Many people like sleeping in a cool room, but don’t make it so cold that you wake up shivering in the middle of the night. When you’re feeling sick, you might want to consider raising the temperature a little, rather than letting the thermostat drop. Just don’t forget to change it back when you’re feeling better.

Does extra sleep help a cold?

Research shows that when you’re sleeping, your body makes proteins called cytokines, which are important for fighting infection and inflammation. Do your best to adjust your sleep schedule to get that extra rest that will help your body fight off the cold virus.

Is fresh air good for a cold?

FACT Gentle exercise and fresh air are more likely to speed your recovery from a cold. But if you come down with flu, go to bed! Rest is essential to help you get better.

How do you make a cold worse overnight?

If you’re feeling crummy and stuffed up, here are 7 things that could make your cold worse.Pretending you’re not sick. This never works. … Not sleeping enough. Getting enough sleep is key for a healthy immune system. … Getting stressed. … Drinking too little. … Drinking alcohol. … Overusing decongestant sprays. … Smoking.

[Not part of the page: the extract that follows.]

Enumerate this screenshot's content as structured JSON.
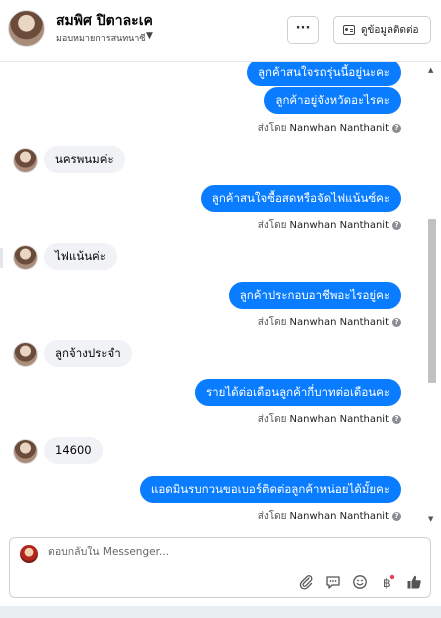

Is it better to cough or suppress?

Don’t suppress a productive cough too much, unless it is keeping you from getting enough rest. Coughing is useful, because it brings up mucus from the lungs and helps to prevent bacterial infections.

Should I let my nose run?

Your runny nose is trying to wash away bugs that make you sick. Mucus is good. It can help prevent ailments and help your body get rid of infections. So, now that it’s cold and flu season, it’s especially important to stay hydrated.

How can you speed up a cold?

Cold remedies that workStay hydrated. Water, juice, clear broth or warm lemon water with honey helps loosen congestion and prevents dehydration. … Rest. Your body needs rest to heal.Soothe a sore throat. … Combat stuffiness. … Relieve pain. … Sip warm liquids. … Try honey. … Add moisture to the air.More items…